Content starts

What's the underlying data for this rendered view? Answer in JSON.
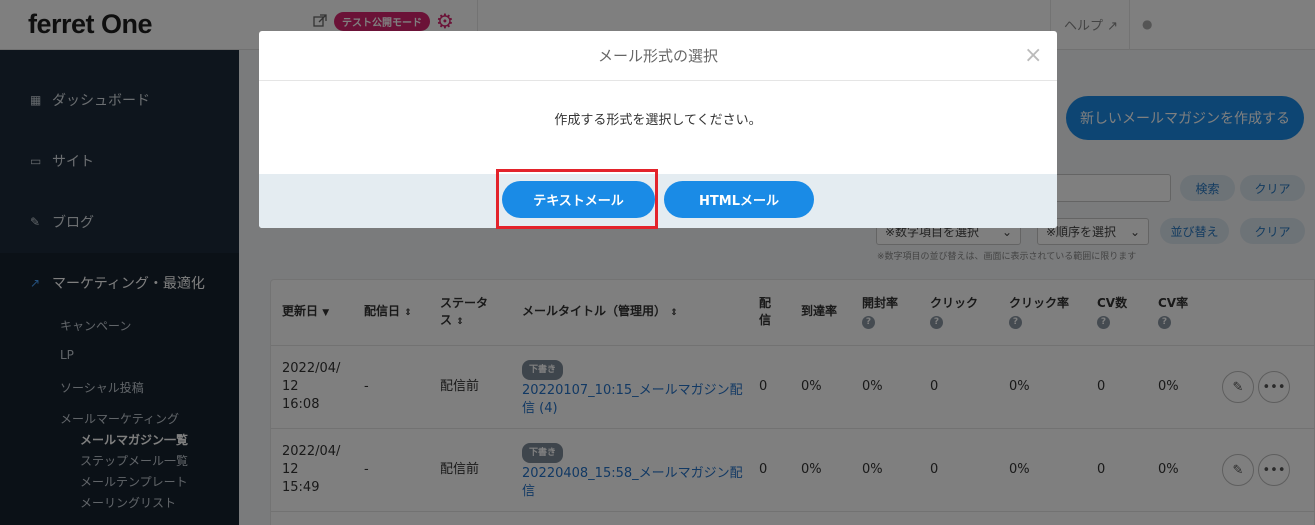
{
  "header": {
    "logo": "ferret One",
    "test_mode_label": "テスト公開モード",
    "help_label": "ヘルプ"
  },
  "sidebar": {
    "items": [
      {
        "label": "ダッシュボード"
      },
      {
        "label": "サイト"
      },
      {
        "label": "ブログ"
      },
      {
        "label": "マーケティング・最適化"
      }
    ],
    "subitems": [
      {
        "label": "キャンペーン"
      },
      {
        "label": "LP"
      },
      {
        "label": "ソーシャル投稿"
      },
      {
        "label": "メールマーケティング"
      }
    ],
    "subsubitems": [
      {
        "label": "メールマガジン一覧"
      },
      {
        "label": "ステップメール一覧"
      },
      {
        "label": "メールテンプレート"
      },
      {
        "label": "メーリングリスト"
      }
    ]
  },
  "main": {
    "new_button": "新しいメールマガジンを作成する",
    "search_button": "検索",
    "clear_button": "クリア",
    "sort_button": "並び替え",
    "sort_select_1": "※数字項目を選択",
    "sort_select_2": "※順序を選択",
    "sort_note": "※数字項目の並び替えは、画面に表示されている範囲に限ります"
  },
  "table": {
    "headers": {
      "updated": "更新日",
      "sent": "配信日",
      "status_1": "ステータ",
      "status_2": "ス",
      "title": "メールタイトル（管理用）",
      "delivery_1": "配",
      "delivery_2": "信",
      "reach": "到達率",
      "open": "開封率",
      "click": "クリック",
      "click_rate": "クリック率",
      "cv": "CV数",
      "cv_rate": "CV率"
    },
    "rows": [
      {
        "updated_1": "2022/04/",
        "updated_2": "12",
        "updated_3": "16:08",
        "sent": "-",
        "status": "配信前",
        "badge": "下書き",
        "title_1": "20220107_10:15_メールマガジン配",
        "title_2": "信 (4)",
        "delivery": "0",
        "reach": "0%",
        "open": "0%",
        "click": "0",
        "click_rate": "0%",
        "cv": "0",
        "cv_rate": "0%"
      },
      {
        "updated_1": "2022/04/",
        "updated_2": "12",
        "updated_3": "15:49",
        "sent": "-",
        "status": "配信前",
        "badge": "下書き",
        "title_1": "20220408_15:58_メールマガジン配",
        "title_2": "信",
        "delivery": "0",
        "reach": "0%",
        "open": "0%",
        "click": "0",
        "click_rate": "0%",
        "cv": "0",
        "cv_rate": "0%"
      }
    ]
  },
  "modal": {
    "title": "メール形式の選択",
    "message": "作成する形式を選択してください。",
    "text_button": "テキストメール",
    "html_button": "HTMLメール"
  },
  "colors": {
    "accent": "#1a8be6",
    "test_mode": "#d6246e",
    "highlight": "#e3232b",
    "sidebar": "#1d2b3a"
  }
}
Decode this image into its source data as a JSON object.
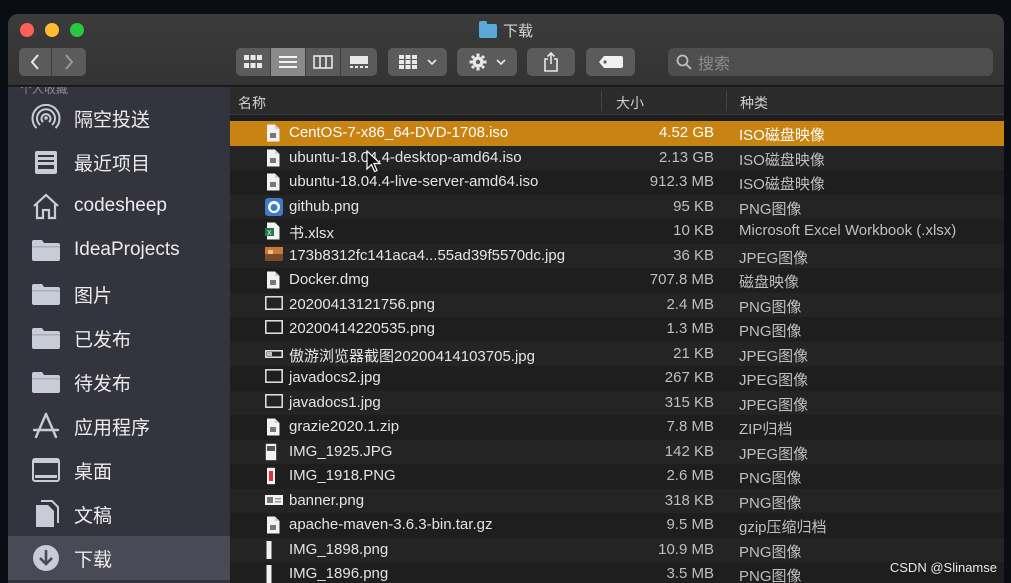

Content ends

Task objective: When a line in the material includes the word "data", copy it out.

Problem solution:
What's the underlying data for this rendered view? Answer in JSON.
Decode this image into its source data as a JSON object.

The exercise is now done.